A rooming house in Halifax will raise rent by 30%, but only for tenants on income assistance


After living in a rooming house in Halifax for nearly 14 years, Barry Smith came home from work one evening in June to find a disturbing letter taped to his door.

The memo from its new landlords says the monthly rent per room in the 29-unit house at 6273 North St. will increase to $700 per month on August 1.

Smith currently pays $540 a month for her room, which includes a bed, table, sink, fridge, air fryer and microwave. His part of the building has no kitchen and residents share a bathroom.

The new rate represents an increase of almost 30% for Smith. Nova Scotia currently has a rent cap in place that prohibits any rent increase of more than 2% until December 2023. It also states that rent can only be increased once a year and that notice of four months must be given.

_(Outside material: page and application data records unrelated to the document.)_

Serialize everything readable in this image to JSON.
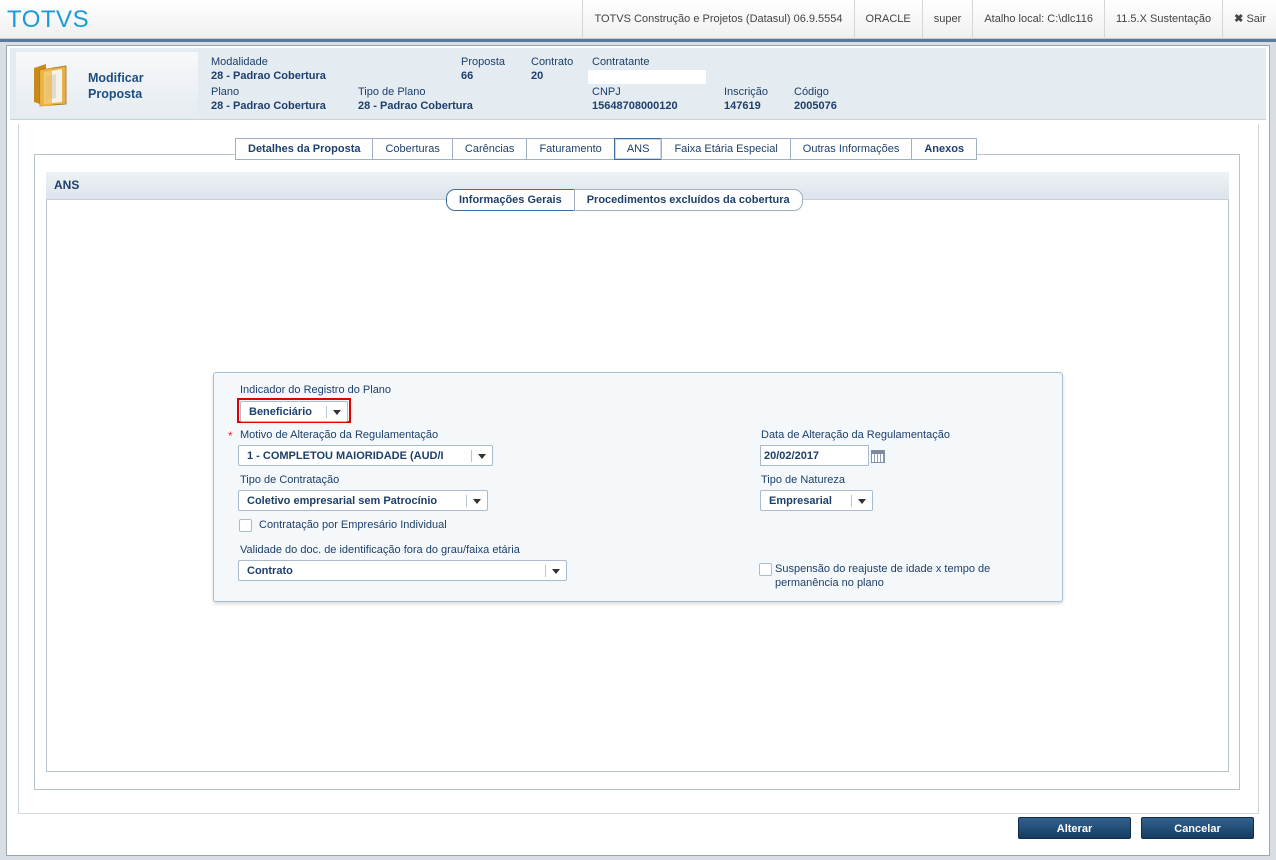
{
  "app": {
    "brand": "TOTVS"
  },
  "topnav": [
    "TOTVS Construção e Projetos (Datasul) 06.9.5554",
    "ORACLE",
    "super",
    "Atalho local: C:\\dlc116",
    "11.5.X Sustentação"
  ],
  "sair": {
    "icon": "close-icon",
    "label": "Sair"
  },
  "header": {
    "title_line1": "Modificar",
    "title_line2": "Proposta",
    "modalidade_label": "Modalidade",
    "modalidade_value": "28 - Padrao Cobertura",
    "proposta_label": "Proposta",
    "proposta_value": "66",
    "contrato_label": "Contrato",
    "contrato_value": "20",
    "contratante_label": "Contratante",
    "plano_label": "Plano",
    "plano_value": "28 - Padrao Cobertura",
    "tipo_plano_label": "Tipo de Plano",
    "tipo_plano_value": "28 - Padrao Cobertura",
    "cnpj_label": "CNPJ",
    "cnpj_value": "15648708000120",
    "inscricao_label": "Inscrição",
    "inscricao_value": "147619",
    "codigo_label": "Código",
    "codigo_value": "2005076"
  },
  "tabs": [
    {
      "label": "Detalhes da Proposta",
      "bold": true
    },
    {
      "label": "Coberturas",
      "bold": false
    },
    {
      "label": "Carências",
      "bold": false
    },
    {
      "label": "Faturamento",
      "bold": false
    },
    {
      "label": "ANS",
      "bold": false,
      "active": true
    },
    {
      "label": "Faixa Etária Especial",
      "bold": false
    },
    {
      "label": "Outras Informações",
      "bold": false
    },
    {
      "label": "Anexos",
      "bold": true
    }
  ],
  "section": {
    "title": "ANS"
  },
  "subtabs": [
    "Informações Gerais",
    "Procedimentos excluídos da cobertura"
  ],
  "form": {
    "indicador_label": "Indicador do Registro do Plano",
    "indicador_value": "Beneficiário",
    "motivo_required": "*",
    "motivo_label": "Motivo de Alteração da Regulamentação",
    "motivo_value": "1 - COMPLETOU MAIORIDADE (AUD/I",
    "data_label": "Data de Alteração da Regulamentação",
    "data_value": "20/02/2017",
    "tipo_contratacao_label": "Tipo de Contratação",
    "tipo_contratacao_value": "Coletivo empresarial sem Patrocínio",
    "tipo_natureza_label": "Tipo de Natureza",
    "tipo_natureza_value": "Empresarial",
    "empresario_label": "Contratação por Empresário Individual",
    "validade_label": "Validade do doc. de identificação fora do grau/faixa etária",
    "validade_value": "Contrato",
    "suspensao_line1": "Suspensão do reajuste de idade x tempo de",
    "suspensao_line2": "permanência no plano"
  },
  "buttons": {
    "alterar": "Alterar",
    "cancelar": "Cancelar"
  },
  "colors": {
    "brand": "#1a9bd7",
    "primary_button": "#1e4a74",
    "highlight": "#e00000"
  }
}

“It’s money. It’s greed, that’s all. They want more money for it,” Smith said.

The North Street rooming house was licensed in 2019 to have 29 units and 39 occupants. (Patrick Callaghan/CBC)

The letter said that the lease of those who do not pay the rent increase “will be terminated”.

Smith, who works as a labourer, said he did not plan to pay the illegal raise, but also did not want to move at a time when there were so few affordable options.

The rent increase notification letter received by Barry Smith. (Submitted)

“Where would I go? Live in a tent in a city park? I’ve been here [almost 14] years, I’ve never missed a rent payment,” Smith said. “I fight against that.”

Shortly after receiving the letter, Smith went to Dalhousie Legal Aid for help.

According to public property records, the rooming house is owned by CB MacDonald Properties Ltd. since 1983. Late last year, three men bought the business and took ownership of the North Street property in December 2021.

When CBC News contacted the owners of the building for comment, a representative emailed a statement.

“We were told we were able to adjust rents according to the housing organizations we consulted, but we believe we may not have had all the information,” the statement said.

In a subsequent email, the rep said the landlords had decided to only increase rent for tenants in the building who receive income assistance.

Rent increase is ‘100% illegal’, says legal worker

One of the owners said he estimated that more than two-thirds of the occupants of the building were receiving income assistance and that their social workers had approved the increase. He said tenants not on income assistance, including Smith, will receive notice “within 24 to 48 hours” that their rent increase is cancelled.

At the time of publication, Smith had not yet been informed.

Mark Culligan, a community legal worker with the Dalhousie Legal Aid Service, said the owners’ decision was discriminatory.

“If that is the landlord’s position, he is blatantly violating the rent cap and doing so in a way that discriminates against tenants based on their source of income,” Culligan said.

“It’s 100% illegal,” he said. “Landlords can’t raise the rent beyond 2%. It’s as simple as that.

“And what we have here is a landlord trying to get vulnerable people to pay more money at gunpoint. He can’t evict people for refusing an illegal rent increase, and they don’t can’t terminate everyone’s lease for August 1.”

A rent cap applies to any lease, depending on the province

According to the provincial department responsible for the Residential Tenancies Act, what CB MacDonald Properties is attempting is breaking the law.

“The rules set out in the Residential Tenancies Act and rent caps apply to rooming houses and weekly leases because they involve a tenant-landlord relationship,” said Blaise Thériault, a representative of the Department of Services Nova Scotia and Internal. Services.

The only tenants to whom the rent ceiling does not apply are those who have a commercial lease, those in HLM or those who rent a site in a park of mobile homes.

Theriault said tenants or landlords can request a hearing if they believe the other party is not following the rules set out in the Residential Tenancies Act or the interim rent cap.

Mark Culligan, a community legal worker with the Dalhousie Legal Aid Service, said tenants live in “unsafe, unsanitary and unaffordable” buildings because there are “no other options”. (Dylan Jones/CBC)

Lisa Ryan, housing support worker and executive director of the South Shore Open Doors Association, said community agencies are seeing a “dramatic increase” in requests for rent increases from service providers.

“I think renters are frustrated with the rising cost of living and, of course, the rising cost of property taxes, etc. They’re looking for ways to offset further cost increases,” Ryan said.

“But these increases in the cost of living are also having a rapid impact on renters. And a more immediate impact is felt by people who are on welfare or on fixed incomes.”

This photo shows the size of the building, which extends back from the street. (Dylan Jones/CBC)

Smith said if he doesn’t receive notice to cancel his rent increase, he will pursue a hearing with residential leases.

“Every tenant in this province has the right to be treated fairly and every landlord must respect those rights whether they like it or not,” Smith said.

“There are some things in the tenancy rules that landlords don’t like, there are some things in the tenancy rules that tenants don’t like. But we both have to abide by them.”